§ Instructions to follow
Your output should be the full listing, unchanged.

====================

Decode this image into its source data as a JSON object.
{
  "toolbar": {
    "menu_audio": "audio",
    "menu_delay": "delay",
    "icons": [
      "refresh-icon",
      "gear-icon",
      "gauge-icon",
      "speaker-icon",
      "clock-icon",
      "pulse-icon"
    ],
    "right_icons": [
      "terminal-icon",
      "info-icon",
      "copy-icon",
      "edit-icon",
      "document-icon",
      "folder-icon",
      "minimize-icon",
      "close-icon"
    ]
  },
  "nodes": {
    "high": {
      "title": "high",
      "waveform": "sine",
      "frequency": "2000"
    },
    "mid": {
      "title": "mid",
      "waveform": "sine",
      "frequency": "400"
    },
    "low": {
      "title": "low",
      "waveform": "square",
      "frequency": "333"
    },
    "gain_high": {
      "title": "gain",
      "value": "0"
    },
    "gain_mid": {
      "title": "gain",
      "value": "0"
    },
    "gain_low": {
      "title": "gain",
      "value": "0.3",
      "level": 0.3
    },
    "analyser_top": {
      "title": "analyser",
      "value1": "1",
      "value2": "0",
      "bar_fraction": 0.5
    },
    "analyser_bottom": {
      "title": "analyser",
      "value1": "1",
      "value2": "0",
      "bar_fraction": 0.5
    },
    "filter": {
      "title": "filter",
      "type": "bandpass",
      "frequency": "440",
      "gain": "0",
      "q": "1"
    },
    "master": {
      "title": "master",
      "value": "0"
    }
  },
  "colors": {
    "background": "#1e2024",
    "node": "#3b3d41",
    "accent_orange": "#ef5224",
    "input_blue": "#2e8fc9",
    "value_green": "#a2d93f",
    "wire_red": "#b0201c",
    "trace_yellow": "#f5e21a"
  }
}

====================

§ Output of the exercise
Decode this image into its source data as a JSON object.
{
  "toolbar": {
    "menu_audio": "audio",
    "menu_delay": "delay",
    "icons": [
      "refresh-icon",
      "gear-icon",
      "gauge-icon",
      "speaker-icon",
      "clock-icon",
      "pulse-icon"
    ],
    "right_icons": [
      "terminal-icon",
      "info-icon",
      "copy-icon",
      "edit-icon",
      "document-icon",
      "folder-icon",
      "minimize-icon",
      "close-icon"
    ]
  },
  "nodes": {
    "high": {
      "title": "high",
      "waveform": "sine",
      "frequency": "2000"
    },
    "mid": {
      "title": "mid",
      "waveform": "sine",
      "frequency": "400"
    },
    "low": {
      "title": "low",
      "waveform": "square",
      "frequency": "333"
    },
    "gain_high": {
      "title": "gain",
      "value": "0"
    },
    "gain_mid": {
      "title": "gain",
      "value": "0"
    },
    "gain_low": {
      "title": "gain",
      "value": "0.3",
      "level": 0.3
    },
    "analyser_top": {
      "title": "analyser",
      "value1": "1",
      "value2": "0",
      "bar_fraction": 0.5
    },
    "analyser_bottom": {
      "title": "analyser",
      "value1": "1",
      "value2": "0",
      "bar_fraction": 0.5
    },
    "filter": {
      "title": "filter",
      "type": "bandpass",
      "frequency": "440",
      "gain": "0",
      "q": "1"
    },
    "master": {
      "title": "master",
      "value": "0"
    }
  },
  "colors": {
    "background": "#1e2024",
    "node": "#3b3d41",
    "accent_orange": "#ef5224",
    "input_blue": "#2e8fc9",
    "value_green": "#a2d93f",
    "wire_red": "#b0201c",
    "trace_yellow": "#f5e21a"
  }
}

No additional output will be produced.